In July of 1883, an average middle-class Jewish family in an average suburb of Prague (then in Austria) ushered into the average world a new creature: Franz Kafka. He would never forgive them for this unnatural act of torture.
Franz kept his neurosis quietly to himself throughout his childhood, r
Wary friend of Existentialism and gentle foe of nature's illusions, Irish novelist, poet, and playwright Samuel Beckett is one of the foremost artists of the twentieth century, and certainly one of the most influential. Awarded the Nobel Prize in 1969 against his more modest wishes, Beckett specializ
Gertrude Stein may challenge Jacqueline Susann as the biggest self-promoter of twentieth-century letters. Stein had a habit of proclaiming herself a "genius" and each of her works a "masterpiece." She was perhaps stretching it a bit, but she did become a pivotal figure in Modernism, influencing a

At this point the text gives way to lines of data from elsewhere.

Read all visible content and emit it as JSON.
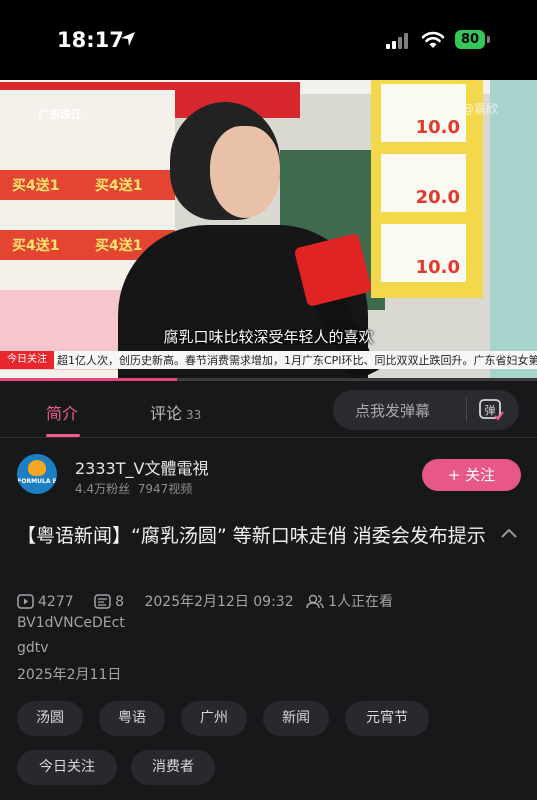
{
  "status_bar": {
    "time": "18:17",
    "battery": "80"
  },
  "video": {
    "caption": "腐乳口味比较深受年轻人的喜欢",
    "ticker": "超1亿人次，创历史新高。春节消费需求增加，1月广东CPI环比、同比双双止跌回升。广东省妇女第",
    "channel_logo": "广东珠江",
    "watermark": "@嘉欣",
    "ticker_logo": "今日关注",
    "sign_prices": [
      "10.0",
      "20.0",
      "10.0"
    ],
    "shelf_promo": "买4送1",
    "progress": 0.33
  },
  "tabs": [
    {
      "label": "简介"
    },
    {
      "label": "评论",
      "count": "33"
    }
  ],
  "danmaku": {
    "placeholder": "点我发弹幕",
    "icon_label": "弹"
  },
  "uploader": {
    "name": "2333T_V文體電視",
    "fans": "4.4万粉丝",
    "videos": "7947视频",
    "avatar_text": "FORMULA E",
    "follow_label": "+ 关注"
  },
  "video_info": {
    "title": "【粤语新闻】“腐乳汤圆” 等新口味走俏 消委会发布提示",
    "views": "4277",
    "danmaku_count": "8",
    "date": "2025年2月12日 09:32",
    "watching": "1人正在看",
    "bvid": "BV1dVNCeDEct",
    "source": "gdtv",
    "pub_date": "2025年2月11日"
  },
  "tags": [
    "汤圆",
    "粤语",
    "广州",
    "新闻",
    "元宵节",
    "今日关注",
    "消费者"
  ],
  "colors": {
    "accent": "#e8578a",
    "background": "#17181a"
  }
}
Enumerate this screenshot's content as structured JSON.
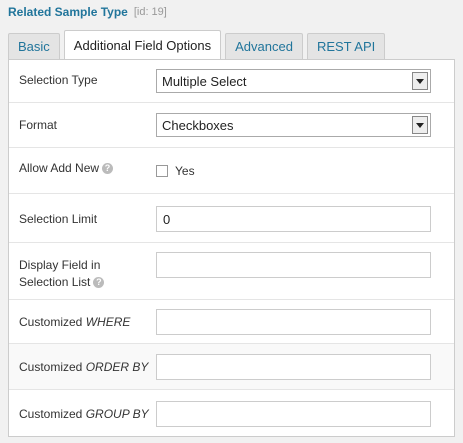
{
  "header": {
    "title": "Related Sample Type",
    "id_tag": "[id: 19]"
  },
  "tabs": [
    {
      "label": "Basic"
    },
    {
      "label": "Additional Field Options"
    },
    {
      "label": "Advanced"
    },
    {
      "label": "REST API"
    }
  ],
  "active_tab": "Additional Field Options",
  "fields": {
    "selection_type": {
      "label": "Selection Type",
      "value": "Multiple Select"
    },
    "format": {
      "label": "Format",
      "value": "Checkboxes"
    },
    "allow_add_new": {
      "label": "Allow Add New",
      "checkbox_label": "Yes",
      "checked": false
    },
    "selection_limit": {
      "label": "Selection Limit",
      "value": "0"
    },
    "display_field": {
      "label_line1": "Display Field in",
      "label_line2": "Selection List",
      "value": ""
    },
    "customized_where": {
      "label_prefix": "Customized ",
      "label_em": "WHERE",
      "value": ""
    },
    "customized_order_by": {
      "label_prefix": "Customized ",
      "label_em": "ORDER BY",
      "value": ""
    },
    "customized_group_by": {
      "label_prefix": "Customized ",
      "label_em": "GROUP BY",
      "value": ""
    }
  },
  "help_icon_glyph": "?",
  "colors": {
    "link": "#21759b",
    "tab_inactive_bg": "#e4e4e4",
    "panel_bg": "#ffffff"
  }
}
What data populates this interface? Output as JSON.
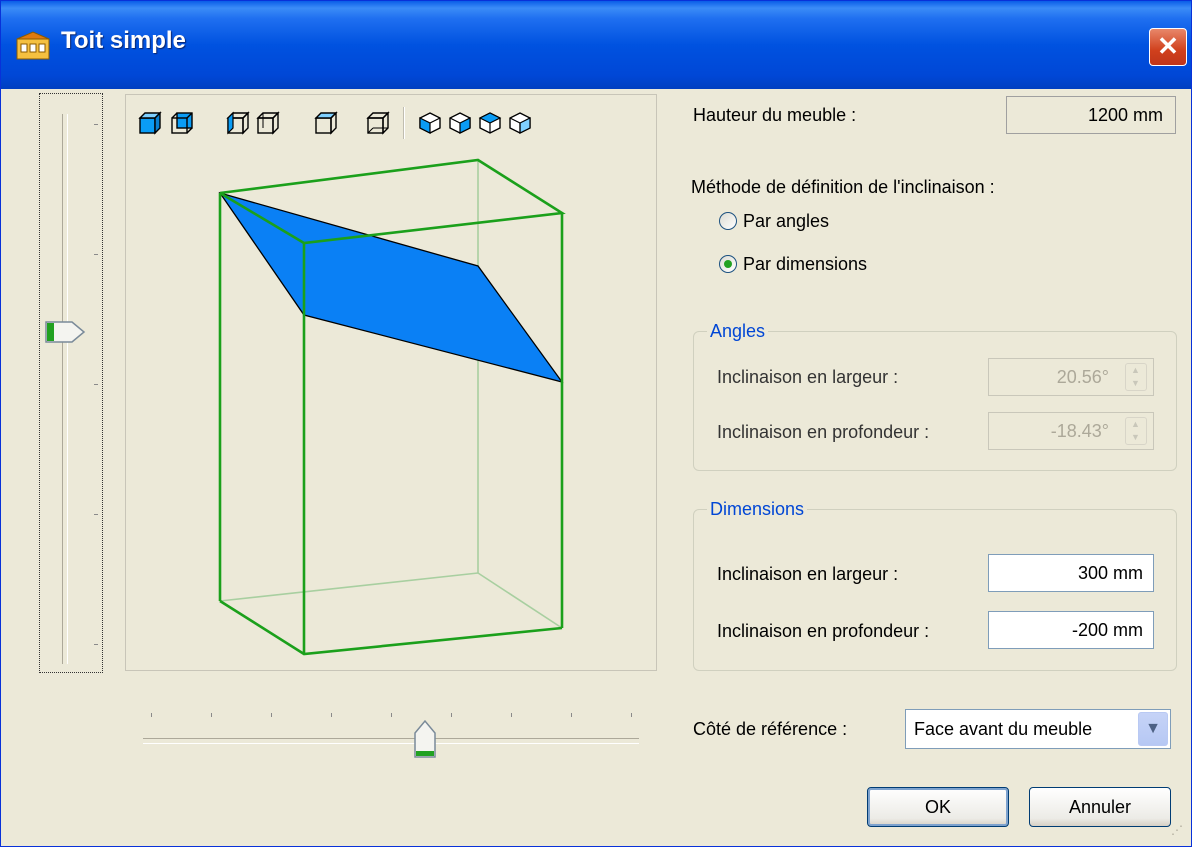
{
  "window": {
    "title": "Toit simple",
    "close_glyph": "✕",
    "icon": "app-icon"
  },
  "hauteur": {
    "label": "Hauteur du meuble :",
    "value": "1200 mm"
  },
  "methode": {
    "label": "Méthode de définition de l'inclinaison :",
    "options": [
      {
        "label": "Par angles",
        "selected": false
      },
      {
        "label": "Par dimensions",
        "selected": true
      }
    ]
  },
  "angles": {
    "title": "Angles",
    "largeur_label": "Inclinaison en largeur :",
    "largeur_value": "20.56°",
    "profondeur_label": "Inclinaison en profondeur :",
    "profondeur_value": "-18.43°",
    "enabled": false
  },
  "dimensions": {
    "title": "Dimensions",
    "largeur_label": "Inclinaison en largeur :",
    "largeur_value": "300 mm",
    "profondeur_label": "Inclinaison en profondeur :",
    "profondeur_value": "-200 mm"
  },
  "reference": {
    "label": "Côté de référence :",
    "value": "Face avant du meuble"
  },
  "buttons": {
    "ok": "OK",
    "cancel": "Annuler"
  },
  "toolbar": {
    "view_buttons": [
      "view-front-icon",
      "view-back-icon",
      "view-left-icon",
      "view-right-icon",
      "view-top-icon",
      "view-bottom-icon"
    ],
    "iso_buttons": [
      "iso-view-1-icon",
      "iso-view-2-icon",
      "iso-view-3-icon",
      "iso-view-4-icon"
    ]
  },
  "sliders": {
    "vertical_level": 0.42,
    "horizontal_level": 0.56
  },
  "colors": {
    "roof_fill": "#0a80f5",
    "box_edge": "#1ba01b",
    "title_bar": "#0052e0"
  }
}
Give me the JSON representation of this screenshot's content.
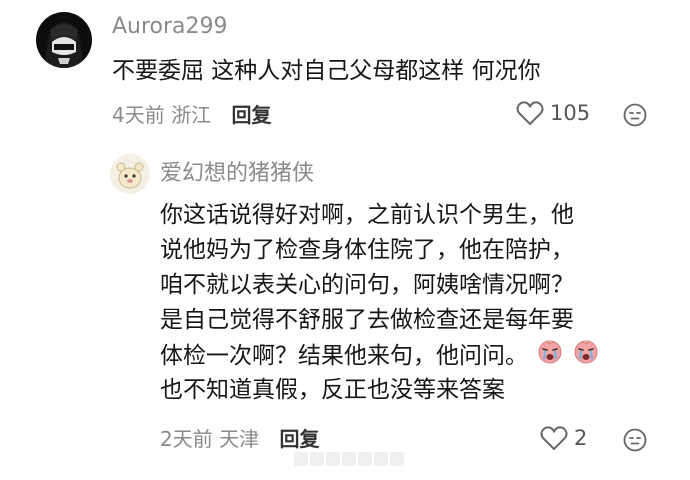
{
  "comments": [
    {
      "username": "Aurora299",
      "text": "不要委屈 这种人对自己父母都这样 何况你",
      "time": "4天前",
      "location": "浙江",
      "reply_label": "回复",
      "likes": "105",
      "avatar_icon": "anime-girl-avatar-icon"
    },
    {
      "username": "爱幻想的猪猪侠",
      "lines": [
        "你这话说得好对啊，之前认识个男生，他",
        "说他妈为了检查身体住院了，他在陪护，",
        "咱不就以表关心的问句，阿姨啥情况啊？",
        "是自己觉得不舒服了去做检查还是每年要",
        "体检一次啊？结果他来句，他问问。",
        "也不知道真假，反正也没等来答案"
      ],
      "time": "2天前",
      "location": "天津",
      "reply_label": "回复",
      "likes": "2",
      "avatar_icon": "cartoon-bear-avatar-icon",
      "inline_emoji": "crying-emoji-icon"
    }
  ],
  "colors": {
    "meta_gray": "#8a8a8a",
    "text": "#161616",
    "emoji_pink": "#f29a9a"
  }
}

Marcel Proust wrote one novel. It took a transformation from aristocrat to hermit, long nights in a cork-lined room (to drown out the bustling clamor of the Paris boulevards below), and more than ten years to write it. He called his opus, a tomb replete with half-page sentences and sinuous revelation